That's the case for the Denver Nuggets, and it's also the case for the San Antonio Spurs. However, what separates the Spurs from the Nuggets is the fact that San Antonio does employ a few standout names on its roster, including the point guard who just finished fourth in MVP voting last year. Tony Parker had a resurgence last year, averaging a career high in assists and averaging his most amount of points since 2009.
Alongside of him, the Spurs also happen to have the greatest power forward to play the game and one of the league's top shooting guards when healthy.
While the Spurs may not have the positionless players that can match up with the Heat's lineup, what they do have is a rotation that goes 10 players deep.

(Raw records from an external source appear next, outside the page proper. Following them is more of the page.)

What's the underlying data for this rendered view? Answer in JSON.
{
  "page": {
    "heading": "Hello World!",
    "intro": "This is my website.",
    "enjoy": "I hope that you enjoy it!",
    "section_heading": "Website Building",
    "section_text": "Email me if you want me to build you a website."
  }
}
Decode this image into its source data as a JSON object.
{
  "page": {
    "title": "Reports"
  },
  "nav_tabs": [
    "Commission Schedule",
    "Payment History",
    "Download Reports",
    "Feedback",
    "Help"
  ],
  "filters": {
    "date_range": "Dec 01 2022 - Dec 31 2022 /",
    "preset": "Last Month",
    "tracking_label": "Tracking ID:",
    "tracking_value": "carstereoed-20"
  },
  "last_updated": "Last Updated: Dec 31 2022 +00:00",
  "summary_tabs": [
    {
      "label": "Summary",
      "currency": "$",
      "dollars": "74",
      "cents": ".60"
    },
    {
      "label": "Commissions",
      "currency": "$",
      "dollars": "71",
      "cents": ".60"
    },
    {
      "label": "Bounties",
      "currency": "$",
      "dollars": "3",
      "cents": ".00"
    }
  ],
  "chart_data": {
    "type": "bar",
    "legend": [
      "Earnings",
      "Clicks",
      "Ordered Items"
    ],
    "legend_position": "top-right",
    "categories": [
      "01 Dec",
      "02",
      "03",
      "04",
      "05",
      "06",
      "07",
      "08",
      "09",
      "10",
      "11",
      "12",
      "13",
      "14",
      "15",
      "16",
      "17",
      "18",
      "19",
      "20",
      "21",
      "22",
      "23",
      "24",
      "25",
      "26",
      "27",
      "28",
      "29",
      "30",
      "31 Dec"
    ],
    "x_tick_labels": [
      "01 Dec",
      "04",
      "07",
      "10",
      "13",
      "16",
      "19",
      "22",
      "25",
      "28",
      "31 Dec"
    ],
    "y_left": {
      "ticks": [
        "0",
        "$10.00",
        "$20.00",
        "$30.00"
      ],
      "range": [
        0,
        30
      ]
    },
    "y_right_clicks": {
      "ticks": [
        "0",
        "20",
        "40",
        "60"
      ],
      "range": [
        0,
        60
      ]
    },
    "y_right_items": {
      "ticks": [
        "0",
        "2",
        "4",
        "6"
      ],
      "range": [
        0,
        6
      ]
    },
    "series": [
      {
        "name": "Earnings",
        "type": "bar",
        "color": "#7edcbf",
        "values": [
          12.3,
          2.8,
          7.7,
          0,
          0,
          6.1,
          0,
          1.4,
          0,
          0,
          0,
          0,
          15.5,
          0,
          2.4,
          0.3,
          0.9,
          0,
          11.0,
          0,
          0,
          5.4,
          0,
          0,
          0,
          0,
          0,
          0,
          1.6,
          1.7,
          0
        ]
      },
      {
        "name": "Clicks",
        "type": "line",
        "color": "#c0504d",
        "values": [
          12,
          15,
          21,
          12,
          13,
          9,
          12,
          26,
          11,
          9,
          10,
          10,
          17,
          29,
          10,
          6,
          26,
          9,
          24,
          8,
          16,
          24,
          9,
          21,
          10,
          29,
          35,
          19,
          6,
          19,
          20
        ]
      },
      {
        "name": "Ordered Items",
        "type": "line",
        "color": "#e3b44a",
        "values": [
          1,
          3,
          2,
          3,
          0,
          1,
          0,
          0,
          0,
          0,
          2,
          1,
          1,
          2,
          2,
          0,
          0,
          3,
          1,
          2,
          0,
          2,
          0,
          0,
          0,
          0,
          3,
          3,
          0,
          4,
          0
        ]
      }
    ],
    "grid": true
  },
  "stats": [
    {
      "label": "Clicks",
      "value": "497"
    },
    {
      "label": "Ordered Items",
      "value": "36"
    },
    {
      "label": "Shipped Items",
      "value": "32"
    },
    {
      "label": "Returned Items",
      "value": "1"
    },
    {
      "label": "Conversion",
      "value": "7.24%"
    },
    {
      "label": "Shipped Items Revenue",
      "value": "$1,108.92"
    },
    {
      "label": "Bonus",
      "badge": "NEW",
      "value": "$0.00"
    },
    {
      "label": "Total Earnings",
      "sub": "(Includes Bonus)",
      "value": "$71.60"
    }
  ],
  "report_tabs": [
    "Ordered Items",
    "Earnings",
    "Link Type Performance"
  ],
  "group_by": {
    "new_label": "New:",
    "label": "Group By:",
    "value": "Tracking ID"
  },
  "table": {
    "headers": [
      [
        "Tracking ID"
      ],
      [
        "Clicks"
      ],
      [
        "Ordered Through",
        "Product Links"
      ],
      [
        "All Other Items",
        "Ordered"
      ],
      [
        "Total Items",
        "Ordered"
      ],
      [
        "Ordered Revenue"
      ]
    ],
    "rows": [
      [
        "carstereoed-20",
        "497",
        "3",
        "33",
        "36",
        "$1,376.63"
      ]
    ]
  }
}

The Spurs live and breathe fundamentals and converting average role players into sensations overnight. Just take a look at what they did to Boris Diaw and Stephen Jackson last year; those are the effects of motivation and joining a first-class franchise.
Kawhi Leonard and Danny Green were the real stories of the year for the Spurs. Leonard, who was acquired in a deal for George Hill, surprised everyone with his defensive and shooting capabilities, while Green made a living from beyond the perimeter, shooting 44 percent from beyond the arc.
Two years ago with Cleveland, Green was a rookie who averaged two points per game.
The Spurs could send anyone on their roster on the floor and would net positive results out of it more likely than not.
San Antonio doesn't possess near the athleticism or talent of the Heat, but it has the reliability off the bench to compete with the Heat and not succumb to a lack of energy in the fourth quarter, which has been a strategy of Miami's since acquiring the Big Three.
Miami likes to run and gun its opponents to the point of exhaustion, but it doesn't always work against the teams that manage their players well and have the depth to rely on.
If the Heat and Spurs somehow match up in the Finals, Miami may find itself overwhelmed having to compete with a team as well-rounded and well-coached as San Antonio.